Screenwriter Justin Marks has been described as the “most gainfully employed professional fanboy on the planet right now.” Understandably so given the fact Justin has written such projects The Raven, Super Max, Suicide Squad, Shadow of the Colossus, Hack/Slash and 20,000 Leagues Under the Sea: Captain Nemo.
In addition, the Hollywood Reporter featured this guest column Justin wrote called “My Life as a Screenwriter You’ve Never Heard Of.” That promises to change considering he has been working on two other high profile projects: The Jungle Book and Top Gun 2.
Last night, Justin went on a Twitter rant. The subject: Exposition. Reprinted here by permission:
Feeling one of those @HIGHzurrer-esque rants coming on about exposition. May have a couple drinks later, so to speak.
Definitely gonna do this in a little bit. All questions will soon be answered, I promise.
Exposition. Very soon now…
Seriously guys, this exposition talk is gonna be good. Just a little bit longer.
Is it working yet?
Seduction. It’s all in the seduction.
I have something. I won’t tell you what it is. But it will surprise and intrigue you. And I’m waiting as long as I can to tell.
Do you want the information yet? I won’t give it to you. Maybe in ten pages? Here’s a kernel. But you’re not going to get it… ..until you beg.
Exposition sucks. Everyone hates it. Writing, reading it, whatever. Why do we need it? Because it’s the carrot at the end of the stick.
So the only way I deal. Me, personally. The only way I can suffer it is to make it a game.
The setup. I know more than you. Can you beat me, can you guess what’s going on before I explain it?
The payoff. This is where we make mistakes. If you give them everything they want to know, the game is over. So you have to keep it going.
And to me that’s fun. Because when writing exposition I don’t worry about what I’m explaining. I worry about what I’m still withholding.
Here’s my personal tip. Don’t write the ugly, explain-it-all-away version of an exposition scene. Skip that…
…write the version of the scene where 2 people talk, and the “explaining” character doesn’t give anything away.
This is the place where the scene feels alive. Where it’s all promise. I do that. Then I unwillingly allow a few details to slip through.
Always things that must come across, but I find if your characters do it while kicking and screaming, you don’t lose the drama.
Kyle Reese. He doesn’t want to tell her anything. He wants to save her life. Talking is the only way Sarah Connor sticks around.
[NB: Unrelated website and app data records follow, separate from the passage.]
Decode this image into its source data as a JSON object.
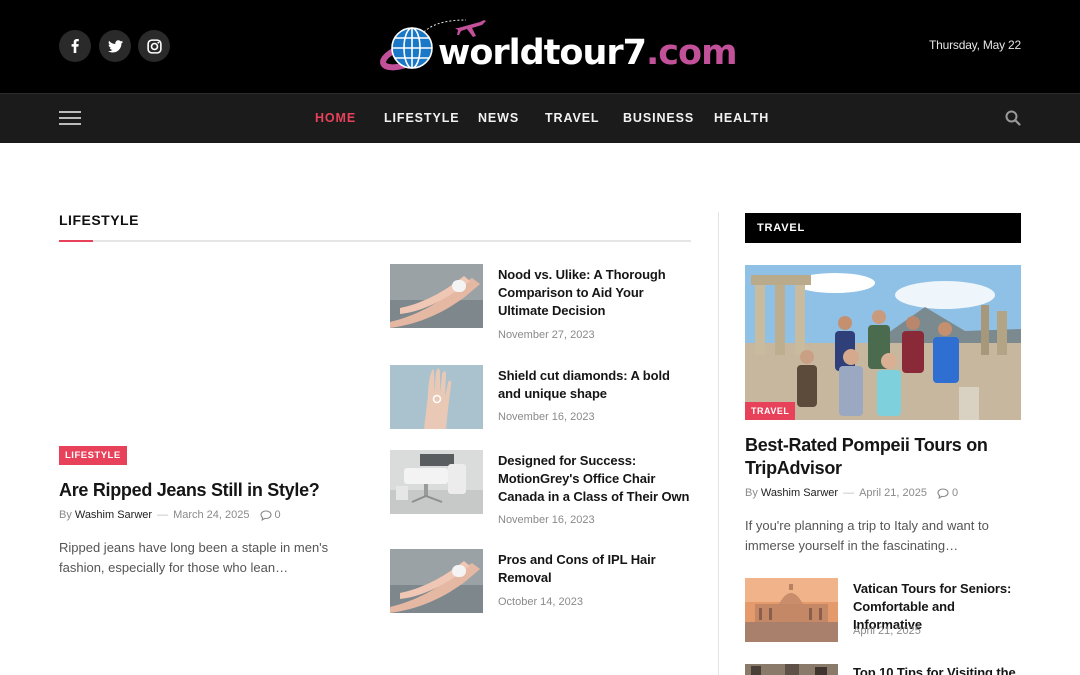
{
  "header": {
    "date": "Thursday, May 22",
    "logo": {
      "main_text": "worldtour7",
      "tld_text": ".com"
    },
    "social": [
      "facebook-icon",
      "twitter-icon",
      "instagram-icon"
    ]
  },
  "nav": {
    "items": [
      {
        "label": "HOME",
        "active": true
      },
      {
        "label": "LIFESTYLE",
        "active": false
      },
      {
        "label": "NEWS",
        "active": false
      },
      {
        "label": "TRAVEL",
        "active": false
      },
      {
        "label": "BUSINESS",
        "active": false
      },
      {
        "label": "HEALTH",
        "active": false
      }
    ]
  },
  "colors": {
    "accent": "#e8415a",
    "header_bg": "#000000",
    "nav_bg": "#1b1b1b",
    "logo_tld": "#c2519a"
  },
  "lifestyle": {
    "heading": "LIFESTYLE",
    "featured": {
      "category": "LIFESTYLE",
      "title": "Are Ripped Jeans Still in Style?",
      "by": "By",
      "author": "Washim Sarwer",
      "date": "March 24, 2025",
      "comments": "0",
      "excerpt": "Ripped jeans have long been a staple in men's fashion, especially for those who lean…"
    },
    "posts": [
      {
        "title": "Nood vs. Ulike: A Thorough Comparison to Aid Your Ultimate Decision",
        "date": "November 27, 2023"
      },
      {
        "title": "Shield cut diamonds: A bold and unique shape",
        "date": "November 16, 2023"
      },
      {
        "title": "Designed for Success: MotionGrey's Office Chair Canada in a Class of Their Own",
        "date": "November 16, 2023"
      },
      {
        "title": "Pros and Cons of IPL Hair Removal",
        "date": "October 14, 2023"
      }
    ]
  },
  "sidebar": {
    "heading": "TRAVEL",
    "featured": {
      "category": "TRAVEL",
      "title": "Best-Rated Pompeii Tours on TripAdvisor",
      "by": "By",
      "author": "Washim Sarwer",
      "date": "April 21, 2025",
      "comments": "0",
      "excerpt": "If you're planning a trip to Italy and want to immerse yourself in the fascinating…"
    },
    "posts": [
      {
        "title": "Vatican Tours for Seniors: Comfortable and Informative",
        "date": "April 21, 2025"
      },
      {
        "title": "Top 10 Tips for Visiting the",
        "date": ""
      }
    ]
  }
}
Anyway the other part is don’t overstay your welcome. As soon as the reader knows everything they become bored with you and your exposition.
So that’s it. I’m done!
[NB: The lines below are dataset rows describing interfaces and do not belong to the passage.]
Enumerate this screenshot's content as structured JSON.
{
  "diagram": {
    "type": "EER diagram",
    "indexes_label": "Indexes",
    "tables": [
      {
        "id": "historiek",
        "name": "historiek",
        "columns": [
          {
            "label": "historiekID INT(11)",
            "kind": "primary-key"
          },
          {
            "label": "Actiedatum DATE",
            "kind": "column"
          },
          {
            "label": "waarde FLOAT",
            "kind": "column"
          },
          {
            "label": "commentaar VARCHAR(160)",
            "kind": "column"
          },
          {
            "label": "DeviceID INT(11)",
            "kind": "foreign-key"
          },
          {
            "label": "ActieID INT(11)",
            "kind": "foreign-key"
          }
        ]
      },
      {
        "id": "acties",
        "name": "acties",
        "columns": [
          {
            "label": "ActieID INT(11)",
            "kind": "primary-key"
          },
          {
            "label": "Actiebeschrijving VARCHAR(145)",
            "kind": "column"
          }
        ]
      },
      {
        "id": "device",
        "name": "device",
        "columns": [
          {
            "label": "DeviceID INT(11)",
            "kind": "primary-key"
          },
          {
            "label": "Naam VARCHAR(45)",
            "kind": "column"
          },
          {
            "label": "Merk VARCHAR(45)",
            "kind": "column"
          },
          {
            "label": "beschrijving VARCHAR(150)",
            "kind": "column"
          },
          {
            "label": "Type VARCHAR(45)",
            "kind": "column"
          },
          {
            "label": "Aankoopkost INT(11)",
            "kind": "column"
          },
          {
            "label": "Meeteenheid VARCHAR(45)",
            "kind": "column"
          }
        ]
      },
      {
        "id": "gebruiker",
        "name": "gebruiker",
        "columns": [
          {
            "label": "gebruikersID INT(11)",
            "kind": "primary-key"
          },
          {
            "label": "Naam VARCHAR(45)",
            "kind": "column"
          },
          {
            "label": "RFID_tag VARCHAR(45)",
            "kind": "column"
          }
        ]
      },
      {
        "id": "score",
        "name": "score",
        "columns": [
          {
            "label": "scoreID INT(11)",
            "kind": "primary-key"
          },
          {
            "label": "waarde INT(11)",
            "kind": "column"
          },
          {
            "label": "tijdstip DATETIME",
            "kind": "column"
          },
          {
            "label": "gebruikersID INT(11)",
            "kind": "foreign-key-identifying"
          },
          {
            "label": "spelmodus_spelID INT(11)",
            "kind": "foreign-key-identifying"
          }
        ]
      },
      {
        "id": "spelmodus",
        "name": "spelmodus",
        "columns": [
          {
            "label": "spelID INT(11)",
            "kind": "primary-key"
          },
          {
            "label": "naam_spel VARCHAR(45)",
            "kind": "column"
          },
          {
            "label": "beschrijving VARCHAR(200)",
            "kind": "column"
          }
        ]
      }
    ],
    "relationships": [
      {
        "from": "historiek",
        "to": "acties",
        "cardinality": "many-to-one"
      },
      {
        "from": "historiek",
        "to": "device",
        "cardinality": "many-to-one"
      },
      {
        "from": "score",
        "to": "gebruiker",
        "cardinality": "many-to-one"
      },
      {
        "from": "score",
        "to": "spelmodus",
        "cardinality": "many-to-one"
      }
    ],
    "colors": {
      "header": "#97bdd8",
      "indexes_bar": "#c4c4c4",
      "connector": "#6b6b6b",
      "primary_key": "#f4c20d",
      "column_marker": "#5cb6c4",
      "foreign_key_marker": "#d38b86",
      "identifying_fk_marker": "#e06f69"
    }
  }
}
Information. Data. Backstory. Any of that can be exposition. Necessary, but often a bore. The temptation may be to just lay it all out there in one fell swoop. Justin’s tip is the inverse of that. Tease it. Make it a game. Seduce the reader through titillation. Less is more. It’s a great take on one way to handle exposition.
To read my May 2013 interview with Justin, go here.